Report all lines of the records that contain "Assets".

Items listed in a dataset
+===+
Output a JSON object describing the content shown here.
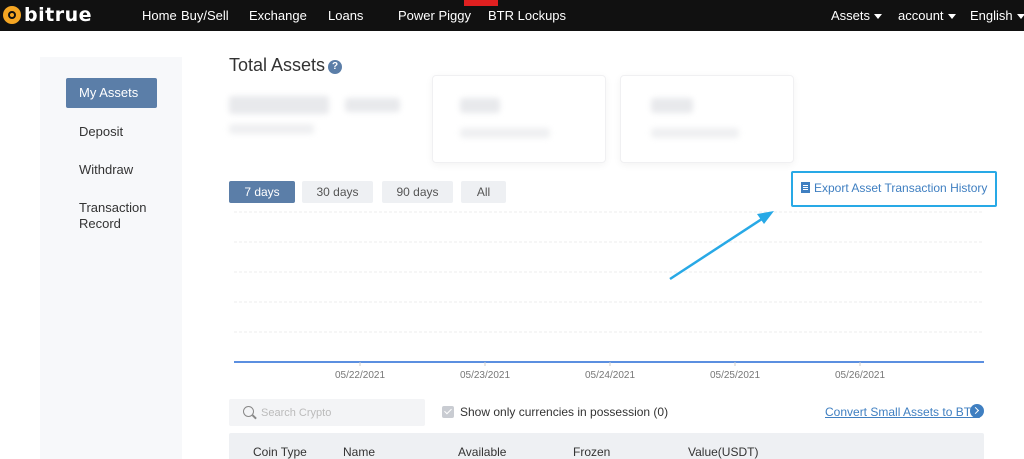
{
  "brand": {
    "name": "bitrue"
  },
  "nav": {
    "items": [
      "Home",
      "Buy/Sell",
      "Exchange",
      "Loans",
      "Power Piggy",
      "BTR Lockups"
    ],
    "right": [
      "Assets",
      "account",
      "English"
    ]
  },
  "sidebar": {
    "items": [
      "My Assets",
      "Deposit",
      "Withdraw",
      "Transaction Record"
    ]
  },
  "page": {
    "title": "Total Assets",
    "help": "?"
  },
  "ranges": {
    "items": [
      "7 days",
      "30 days",
      "90 days",
      "All"
    ],
    "active": "7 days"
  },
  "export": {
    "label": "Export Asset Transaction History"
  },
  "chart_data": {
    "type": "line",
    "x": [
      "05/22/2021",
      "05/23/2021",
      "05/24/2021",
      "05/25/2021",
      "05/26/2021"
    ],
    "grid": true,
    "legend": "none"
  },
  "search": {
    "placeholder": "Search Crypto"
  },
  "filter": {
    "label": "Show only currencies in possession (0)",
    "checked": true
  },
  "convert": {
    "label": "Convert Small Assets to BTR"
  },
  "table": {
    "headers": [
      "Coin Type",
      "Name",
      "Available",
      "Frozen",
      "Value(USDT)"
    ]
  },
  "colors": {
    "accent": "#5b7ea8",
    "highlight": "#28a9e6",
    "link": "#3f7fc1",
    "line": "#5b8fe0"
  }
}
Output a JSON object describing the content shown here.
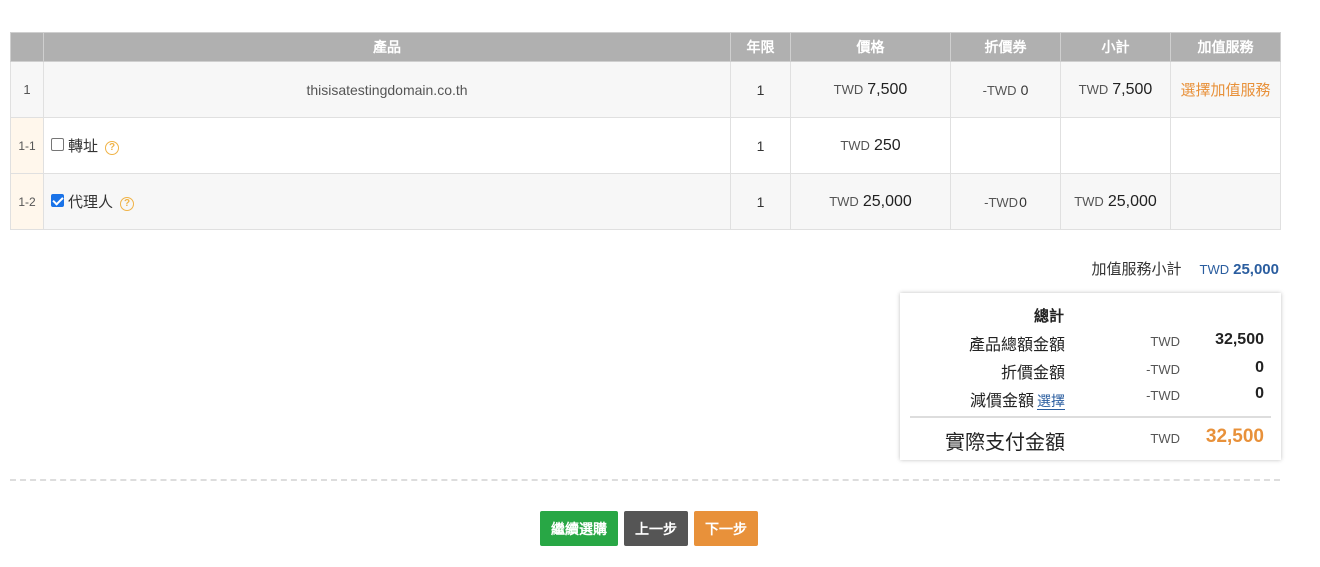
{
  "table": {
    "headers": [
      "",
      "產品",
      "年限",
      "價格",
      "折價券",
      "小計",
      "加值服務"
    ],
    "main_row": {
      "index": "1",
      "product": "thisisatestingdomain.co.th",
      "years": "1",
      "price_currency": "TWD",
      "price": "7,500",
      "coupon_currency": "-TWD",
      "coupon": "0",
      "subtotal_currency": "TWD",
      "subtotal": "7,500",
      "vas_link": "選擇加值服務"
    },
    "sub_rows": [
      {
        "index": "1-1",
        "checked": false,
        "label": "轉址",
        "years": "1",
        "price_currency": "TWD",
        "price": "250"
      },
      {
        "index": "1-2",
        "checked": true,
        "label": "代理人",
        "years": "1",
        "price_currency": "TWD",
        "price": "25,000",
        "coupon_currency": "-TWD",
        "coupon": "0",
        "subtotal_currency": "TWD",
        "subtotal": "25,000"
      }
    ]
  },
  "vas_subtotal": {
    "label": "加值服務小計",
    "currency": "TWD",
    "amount": "25,000"
  },
  "summary": {
    "title": "總計",
    "product_total_label": "產品總額金額",
    "product_total_currency": "TWD",
    "product_total": "32,500",
    "discount_label": "折價金額",
    "discount_currency": "-TWD",
    "discount": "0",
    "reduction_label": "減價金額",
    "reduction_link": "選擇",
    "reduction_currency": "-TWD",
    "reduction": "0",
    "pay_label": "實際支付金額",
    "pay_currency": "TWD",
    "pay": "32,500"
  },
  "buttons": {
    "continue": "繼續選購",
    "prev": "上一步",
    "next": "下一步"
  },
  "colors": {
    "header_bg": "#b0b0b0",
    "accent_orange": "#e8913a",
    "link_blue": "#2a5d9f",
    "green": "#28a745",
    "grey": "#555555",
    "help_icon": "#f0b347"
  }
}
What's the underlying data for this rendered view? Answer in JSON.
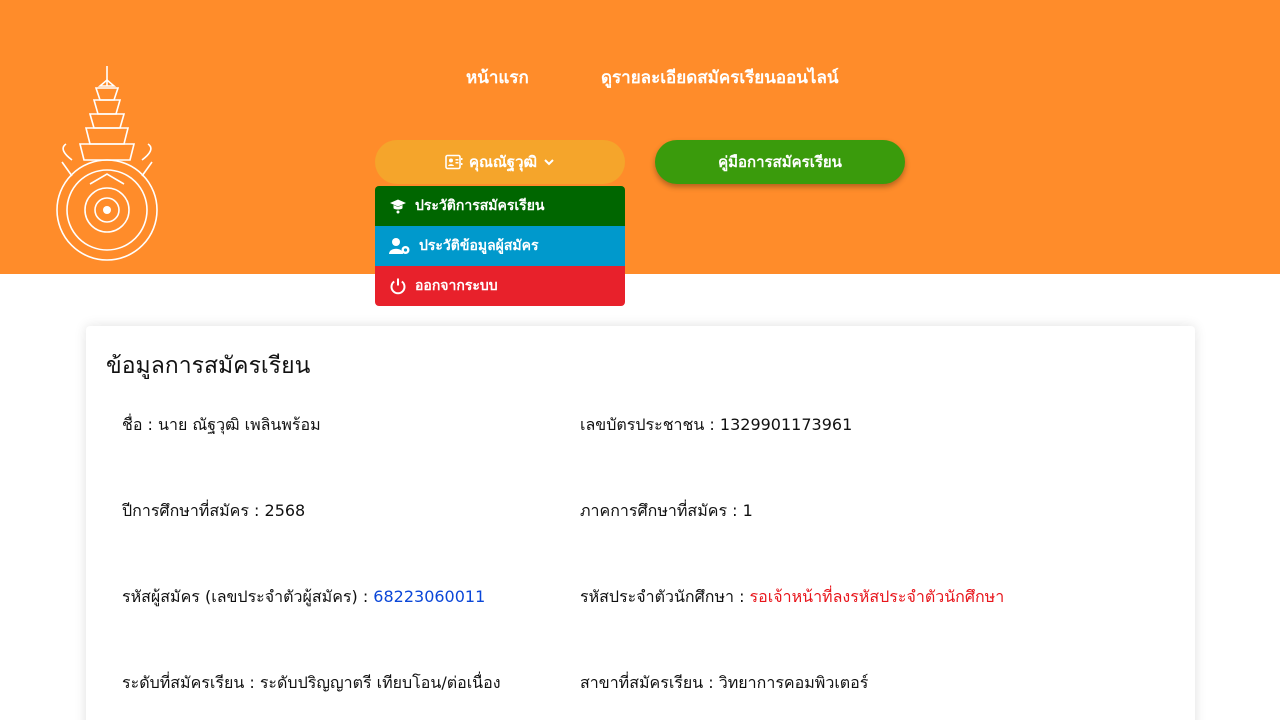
{
  "header": {
    "nav": {
      "home": "หน้าแรก",
      "details": "ดูรายละเอียดสมัครเรียนออนไลน์"
    },
    "user_button": "คุณณัฐวุฒิ",
    "manual_button": "คู่มือการสมัครเรียน",
    "dropdown": {
      "history": "ประวัติการสมัครเรียน",
      "profile": "ประวัติข้อมูลผู้สมัคร",
      "logout": "ออกจากระบบ"
    }
  },
  "card": {
    "title": "ข้อมูลการสมัครเรียน",
    "fields": {
      "name_label": "ชื่อ : ",
      "name_value": "นาย ณัฐวุฒิ เพลินพร้อม",
      "id_label": "เลขบัตรประชาชน : ",
      "id_value": "1329901173961",
      "year_label": "ปีการศึกษาที่สมัคร : ",
      "year_value": "2568",
      "semester_label": "ภาคการศึกษาที่สมัคร : ",
      "semester_value": "1",
      "applicant_label": "รหัสผู้สมัคร (เลขประจำตัวผู้สมัคร) : ",
      "applicant_value": "68223060011",
      "student_label": "รหัสประจำตัวนักศึกษา : ",
      "student_value": "รอเจ้าหน้าที่ลงรหัสประจำตัวนักศึกษา",
      "level_label": "ระดับที่สมัครเรียน : ",
      "level_value": "ระดับปริญญาตรี เทียบโอน/ต่อเนื่อง",
      "major_label": "สาขาที่สมัครเรียน : ",
      "major_value": "วิทยาการคอมพิวเตอร์"
    }
  },
  "colors": {
    "header_bg": "#ff8c2a",
    "user_btn": "#f5a52b",
    "manual_btn": "#3a9b0c",
    "dd_history": "#006600",
    "dd_profile": "#0099cc",
    "dd_logout": "#e8212b",
    "link_blue": "#0a46d8",
    "alert_red": "#e8151b"
  },
  "icons": [
    "university-emblem-icon",
    "id-card-icon",
    "chevron-down-icon",
    "graduation-cap-icon",
    "user-gear-icon",
    "power-icon"
  ]
}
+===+
RESPONSE
      "Assets",
      "My Assets",
    "title": "Total Assets",
    "label": "Convert Small Assets to BTR"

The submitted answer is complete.